WHAT THE TASK ASKS: From first line to last, retype the data exactly.

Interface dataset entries

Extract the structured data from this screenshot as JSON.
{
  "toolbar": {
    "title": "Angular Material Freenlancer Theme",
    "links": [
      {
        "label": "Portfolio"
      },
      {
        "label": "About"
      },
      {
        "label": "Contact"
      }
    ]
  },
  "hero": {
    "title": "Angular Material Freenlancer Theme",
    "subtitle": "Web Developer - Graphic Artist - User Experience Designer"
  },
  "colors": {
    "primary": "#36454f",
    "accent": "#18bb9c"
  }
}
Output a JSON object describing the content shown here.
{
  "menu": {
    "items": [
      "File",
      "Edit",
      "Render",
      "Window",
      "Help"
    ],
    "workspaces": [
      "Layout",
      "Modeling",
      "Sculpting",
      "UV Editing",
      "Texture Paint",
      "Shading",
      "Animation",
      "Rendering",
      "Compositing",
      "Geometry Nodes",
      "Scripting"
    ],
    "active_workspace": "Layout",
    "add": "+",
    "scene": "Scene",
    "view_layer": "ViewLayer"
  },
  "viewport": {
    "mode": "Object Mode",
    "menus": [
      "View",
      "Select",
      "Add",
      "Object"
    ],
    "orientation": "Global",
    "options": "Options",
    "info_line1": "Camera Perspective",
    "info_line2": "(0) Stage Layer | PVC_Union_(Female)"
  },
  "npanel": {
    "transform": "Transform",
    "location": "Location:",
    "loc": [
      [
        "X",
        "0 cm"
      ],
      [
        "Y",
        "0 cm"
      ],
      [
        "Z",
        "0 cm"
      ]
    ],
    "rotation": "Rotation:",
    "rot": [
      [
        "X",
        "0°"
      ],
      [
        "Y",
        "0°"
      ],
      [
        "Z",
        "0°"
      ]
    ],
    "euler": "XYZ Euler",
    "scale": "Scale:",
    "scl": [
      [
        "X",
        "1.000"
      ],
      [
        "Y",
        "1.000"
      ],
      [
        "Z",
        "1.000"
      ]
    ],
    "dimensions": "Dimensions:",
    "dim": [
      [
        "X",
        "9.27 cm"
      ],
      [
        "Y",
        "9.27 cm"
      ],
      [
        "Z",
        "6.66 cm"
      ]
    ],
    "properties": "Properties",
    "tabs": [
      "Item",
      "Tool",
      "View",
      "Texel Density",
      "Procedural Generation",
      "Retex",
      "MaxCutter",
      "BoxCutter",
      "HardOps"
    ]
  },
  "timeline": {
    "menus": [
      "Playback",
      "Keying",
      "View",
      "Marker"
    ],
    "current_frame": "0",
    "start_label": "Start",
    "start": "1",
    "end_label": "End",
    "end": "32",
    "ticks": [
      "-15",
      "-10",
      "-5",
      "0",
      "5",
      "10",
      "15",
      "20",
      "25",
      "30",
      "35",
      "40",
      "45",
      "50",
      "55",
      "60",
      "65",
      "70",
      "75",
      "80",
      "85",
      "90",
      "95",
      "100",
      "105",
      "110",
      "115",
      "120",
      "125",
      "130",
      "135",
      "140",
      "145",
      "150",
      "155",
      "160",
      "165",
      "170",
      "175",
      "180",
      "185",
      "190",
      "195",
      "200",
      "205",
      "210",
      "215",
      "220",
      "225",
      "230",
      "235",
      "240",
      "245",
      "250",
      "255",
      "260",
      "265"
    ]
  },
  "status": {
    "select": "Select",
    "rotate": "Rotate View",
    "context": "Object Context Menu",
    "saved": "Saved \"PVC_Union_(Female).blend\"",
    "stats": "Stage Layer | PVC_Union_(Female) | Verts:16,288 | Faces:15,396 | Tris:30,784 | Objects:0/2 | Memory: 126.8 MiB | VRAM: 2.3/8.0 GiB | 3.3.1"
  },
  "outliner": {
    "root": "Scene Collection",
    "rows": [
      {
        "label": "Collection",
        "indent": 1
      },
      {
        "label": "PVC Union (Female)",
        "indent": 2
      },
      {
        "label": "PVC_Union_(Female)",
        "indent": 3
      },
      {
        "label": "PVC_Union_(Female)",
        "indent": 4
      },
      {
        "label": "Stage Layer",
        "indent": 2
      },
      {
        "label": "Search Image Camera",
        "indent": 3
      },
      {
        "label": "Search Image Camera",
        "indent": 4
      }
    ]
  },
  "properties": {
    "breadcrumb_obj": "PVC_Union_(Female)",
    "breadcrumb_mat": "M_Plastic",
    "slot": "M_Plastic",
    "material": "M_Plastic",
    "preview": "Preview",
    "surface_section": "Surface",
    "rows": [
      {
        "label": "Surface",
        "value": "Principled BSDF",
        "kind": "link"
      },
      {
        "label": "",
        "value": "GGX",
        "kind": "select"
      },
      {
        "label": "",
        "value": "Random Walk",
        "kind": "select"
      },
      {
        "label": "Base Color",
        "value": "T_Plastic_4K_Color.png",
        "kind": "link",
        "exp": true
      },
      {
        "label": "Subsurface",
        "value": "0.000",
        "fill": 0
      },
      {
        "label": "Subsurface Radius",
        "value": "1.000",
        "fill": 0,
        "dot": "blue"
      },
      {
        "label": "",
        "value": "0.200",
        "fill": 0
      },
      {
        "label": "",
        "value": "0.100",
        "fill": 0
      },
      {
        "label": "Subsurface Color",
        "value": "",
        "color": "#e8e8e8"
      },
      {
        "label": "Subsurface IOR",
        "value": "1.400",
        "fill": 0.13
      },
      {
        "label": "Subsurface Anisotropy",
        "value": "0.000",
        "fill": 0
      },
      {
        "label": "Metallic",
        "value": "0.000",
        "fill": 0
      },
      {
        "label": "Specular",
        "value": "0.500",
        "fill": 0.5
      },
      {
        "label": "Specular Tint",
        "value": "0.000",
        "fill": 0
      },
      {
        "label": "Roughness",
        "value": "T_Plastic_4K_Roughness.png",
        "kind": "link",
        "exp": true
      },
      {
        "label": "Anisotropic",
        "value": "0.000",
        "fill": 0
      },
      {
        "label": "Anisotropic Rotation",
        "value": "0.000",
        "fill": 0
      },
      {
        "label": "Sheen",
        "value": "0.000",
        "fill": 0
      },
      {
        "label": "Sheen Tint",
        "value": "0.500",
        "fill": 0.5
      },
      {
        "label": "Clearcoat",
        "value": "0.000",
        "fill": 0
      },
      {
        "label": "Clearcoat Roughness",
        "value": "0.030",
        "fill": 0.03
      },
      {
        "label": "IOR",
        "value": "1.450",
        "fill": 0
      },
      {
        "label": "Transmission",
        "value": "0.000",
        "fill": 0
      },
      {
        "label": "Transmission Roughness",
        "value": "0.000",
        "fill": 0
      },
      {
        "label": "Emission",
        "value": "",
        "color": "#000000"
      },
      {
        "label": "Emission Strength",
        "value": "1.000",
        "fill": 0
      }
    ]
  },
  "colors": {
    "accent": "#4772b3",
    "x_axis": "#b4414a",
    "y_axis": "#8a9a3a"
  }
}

SOLUTION FOR THIS PROBLEM:
Extract the structured data from this screenshot as JSON.
{
  "toolbar": {
    "title": "Angular Material Freenlancer Theme",
    "links": [
      {
        "label": "Portfolio"
      },
      {
        "label": "About"
      },
      {
        "label": "Contact"
      }
    ]
  },
  "hero": {
    "title": "Angular Material Freenlancer Theme",
    "subtitle": "Web Developer - Graphic Artist - User Experience Designer"
  },
  "colors": {
    "primary": "#36454f",
    "accent": "#18bb9c"
  }
}
Output a JSON object describing the content shown here.
{
  "menu": {
    "items": [
      "File",
      "Edit",
      "Render",
      "Window",
      "Help"
    ],
    "workspaces": [
      "Layout",
      "Modeling",
      "Sculpting",
      "UV Editing",
      "Texture Paint",
      "Shading",
      "Animation",
      "Rendering",
      "Compositing",
      "Geometry Nodes",
      "Scripting"
    ],
    "active_workspace": "Layout",
    "add": "+",
    "scene": "Scene",
    "view_layer": "ViewLayer"
  },
  "viewport": {
    "mode": "Object Mode",
    "menus": [
      "View",
      "Select",
      "Add",
      "Object"
    ],
    "orientation": "Global",
    "options": "Options",
    "info_line1": "Camera Perspective",
    "info_line2": "(0) Stage Layer | PVC_Union_(Female)"
  },
  "npanel": {
    "transform": "Transform",
    "location": "Location:",
    "loc": [
      [
        "X",
        "0 cm"
      ],
      [
        "Y",
        "0 cm"
      ],
      [
        "Z",
        "0 cm"
      ]
    ],
    "rotation": "Rotation:",
    "rot": [
      [
        "X",
        "0°"
      ],
      [
        "Y",
        "0°"
      ],
      [
        "Z",
        "0°"
      ]
    ],
    "euler": "XYZ Euler",
    "scale": "Scale:",
    "scl": [
      [
        "X",
        "1.000"
      ],
      [
        "Y",
        "1.000"
      ],
      [
        "Z",
        "1.000"
      ]
    ],
    "dimensions": "Dimensions:",
    "dim": [
      [
        "X",
        "9.27 cm"
      ],
      [
        "Y",
        "9.27 cm"
      ],
      [
        "Z",
        "6.66 cm"
      ]
    ],
    "properties": "Properties",
    "tabs": [
      "Item",
      "Tool",
      "View",
      "Texel Density",
      "Procedural Generation",
      "Retex",
      "MaxCutter",
      "BoxCutter",
      "HardOps"
    ]
  },
  "timeline": {
    "menus": [
      "Playback",
      "Keying",
      "View",
      "Marker"
    ],
    "current_frame": "0",
    "start_label": "Start",
    "start": "1",
    "end_label": "End",
    "end": "32",
    "ticks": [
      "-15",
      "-10",
      "-5",
      "0",
      "5",
      "10",
      "15",
      "20",
      "25",
      "30",
      "35",
      "40",
      "45",
      "50",
      "55",
      "60",
      "65",
      "70",
      "75",
      "80",
      "85",
      "90",
      "95",
      "100",
      "105",
      "110",
      "115",
      "120",
      "125",
      "130",
      "135",
      "140",
      "145",
      "150",
      "155",
      "160",
      "165",
      "170",
      "175",
      "180",
      "185",
      "190",
      "195",
      "200",
      "205",
      "210",
      "215",
      "220",
      "225",
      "230",
      "235",
      "240",
      "245",
      "250",
      "255",
      "260",
      "265"
    ]
  },
  "status": {
    "select": "Select",
    "rotate": "Rotate View",
    "context": "Object Context Menu",
    "saved": "Saved \"PVC_Union_(Female).blend\"",
    "stats": "Stage Layer | PVC_Union_(Female) | Verts:16,288 | Faces:15,396 | Tris:30,784 | Objects:0/2 | Memory: 126.8 MiB | VRAM: 2.3/8.0 GiB | 3.3.1"
  },
  "outliner": {
    "root": "Scene Collection",
    "rows": [
      {
        "label": "Collection",
        "indent": 1
      },
      {
        "label": "PVC Union (Female)",
        "indent": 2
      },
      {
        "label": "PVC_Union_(Female)",
        "indent": 3
      },
      {
        "label": "PVC_Union_(Female)",
        "indent": 4
      },
      {
        "label": "Stage Layer",
        "indent": 2
      },
      {
        "label": "Search Image Camera",
        "indent": 3
      },
      {
        "label": "Search Image Camera",
        "indent": 4
      }
    ]
  },
  "properties": {
    "breadcrumb_obj": "PVC_Union_(Female)",
    "breadcrumb_mat": "M_Plastic",
    "slot": "M_Plastic",
    "material": "M_Plastic",
    "preview": "Preview",
    "surface_section": "Surface",
    "rows": [
      {
        "label": "Surface",
        "value": "Principled BSDF",
        "kind": "link"
      },
      {
        "label": "",
        "value": "GGX",
        "kind": "select"
      },
      {
        "label": "",
        "value": "Random Walk",
        "kind": "select"
      },
      {
        "label": "Base Color",
        "value": "T_Plastic_4K_Color.png",
        "kind": "link",
        "exp": true
      },
      {
        "label": "Subsurface",
        "value": "0.000",
        "fill": 0
      },
      {
        "label": "Subsurface Radius",
        "value": "1.000",
        "fill": 0,
        "dot": "blue"
      },
      {
        "label": "",
        "value": "0.200",
        "fill": 0
      },
      {
        "label": "",
        "value": "0.100",
        "fill": 0
      },
      {
        "label": "Subsurface Color",
        "value": "",
        "color": "#e8e8e8"
      },
      {
        "label": "Subsurface IOR",
        "value": "1.400",
        "fill": 0.13
      },
      {
        "label": "Subsurface Anisotropy",
        "value": "0.000",
        "fill": 0
      },
      {
        "label": "Metallic",
        "value": "0.000",
        "fill": 0
      },
      {
        "label": "Specular",
        "value": "0.500",
        "fill": 0.5
      },
      {
        "label": "Specular Tint",
        "value": "0.000",
        "fill": 0
      },
      {
        "label": "Roughness",
        "value": "T_Plastic_4K_Roughness.png",
        "kind": "link",
        "exp": true
      },
      {
        "label": "Anisotropic",
        "value": "0.000",
        "fill": 0
      },
      {
        "label": "Anisotropic Rotation",
        "value": "0.000",
        "fill": 0
      },
      {
        "label": "Sheen",
        "value": "0.000",
        "fill": 0
      },
      {
        "label": "Sheen Tint",
        "value": "0.500",
        "fill": 0.5
      },
      {
        "label": "Clearcoat",
        "value": "0.000",
        "fill": 0
      },
      {
        "label": "Clearcoat Roughness",
        "value": "0.030",
        "fill": 0.03
      },
      {
        "label": "IOR",
        "value": "1.450",
        "fill": 0
      },
      {
        "label": "Transmission",
        "value": "0.000",
        "fill": 0
      },
      {
        "label": "Transmission Roughness",
        "value": "0.000",
        "fill": 0
      },
      {
        "label": "Emission",
        "value": "",
        "color": "#000000"
      },
      {
        "label": "Emission Strength",
        "value": "1.000",
        "fill": 0
      }
    ]
  },
  "colors": {
    "accent": "#4772b3",
    "x_axis": "#b4414a",
    "y_axis": "#8a9a3a"
  }
}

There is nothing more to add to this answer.